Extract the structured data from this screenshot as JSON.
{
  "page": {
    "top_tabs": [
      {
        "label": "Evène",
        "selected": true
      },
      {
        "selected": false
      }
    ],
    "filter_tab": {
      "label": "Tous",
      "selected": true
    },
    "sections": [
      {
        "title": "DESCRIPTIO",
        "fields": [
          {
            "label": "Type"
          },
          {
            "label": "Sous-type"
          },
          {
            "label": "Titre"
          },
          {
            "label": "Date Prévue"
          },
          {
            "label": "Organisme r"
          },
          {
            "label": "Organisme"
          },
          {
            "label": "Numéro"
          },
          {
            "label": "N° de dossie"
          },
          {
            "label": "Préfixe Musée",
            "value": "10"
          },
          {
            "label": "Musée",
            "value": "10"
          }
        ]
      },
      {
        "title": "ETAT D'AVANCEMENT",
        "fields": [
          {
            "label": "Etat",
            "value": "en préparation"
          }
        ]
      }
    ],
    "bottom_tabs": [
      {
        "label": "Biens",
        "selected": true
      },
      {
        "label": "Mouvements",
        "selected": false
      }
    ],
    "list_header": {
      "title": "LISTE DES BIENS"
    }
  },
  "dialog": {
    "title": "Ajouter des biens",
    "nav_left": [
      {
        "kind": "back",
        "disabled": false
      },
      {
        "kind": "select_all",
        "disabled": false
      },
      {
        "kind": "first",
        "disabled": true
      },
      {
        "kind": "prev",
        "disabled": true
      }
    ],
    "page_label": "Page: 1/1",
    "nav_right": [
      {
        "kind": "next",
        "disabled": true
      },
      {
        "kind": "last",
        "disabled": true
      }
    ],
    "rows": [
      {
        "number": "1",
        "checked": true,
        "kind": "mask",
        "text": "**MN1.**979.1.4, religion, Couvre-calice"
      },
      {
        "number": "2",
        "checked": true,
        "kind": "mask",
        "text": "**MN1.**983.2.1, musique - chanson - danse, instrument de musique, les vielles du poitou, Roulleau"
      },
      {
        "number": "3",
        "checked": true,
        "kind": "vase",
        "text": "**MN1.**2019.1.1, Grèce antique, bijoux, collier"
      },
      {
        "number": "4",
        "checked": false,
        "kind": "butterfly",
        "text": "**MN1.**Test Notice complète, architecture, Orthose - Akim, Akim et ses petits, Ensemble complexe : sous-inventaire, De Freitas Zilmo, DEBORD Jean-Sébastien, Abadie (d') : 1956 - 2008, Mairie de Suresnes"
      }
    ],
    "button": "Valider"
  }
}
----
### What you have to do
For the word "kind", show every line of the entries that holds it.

### Answer space
        "kind": "back",
        "kind": "select_all",
        "kind": "first",
        "kind": "prev",
        "kind": "next",
        "kind": "last",
        "kind": "mask",
        "kind": "mask",
        "kind": "vase",
        "kind": "butterfly",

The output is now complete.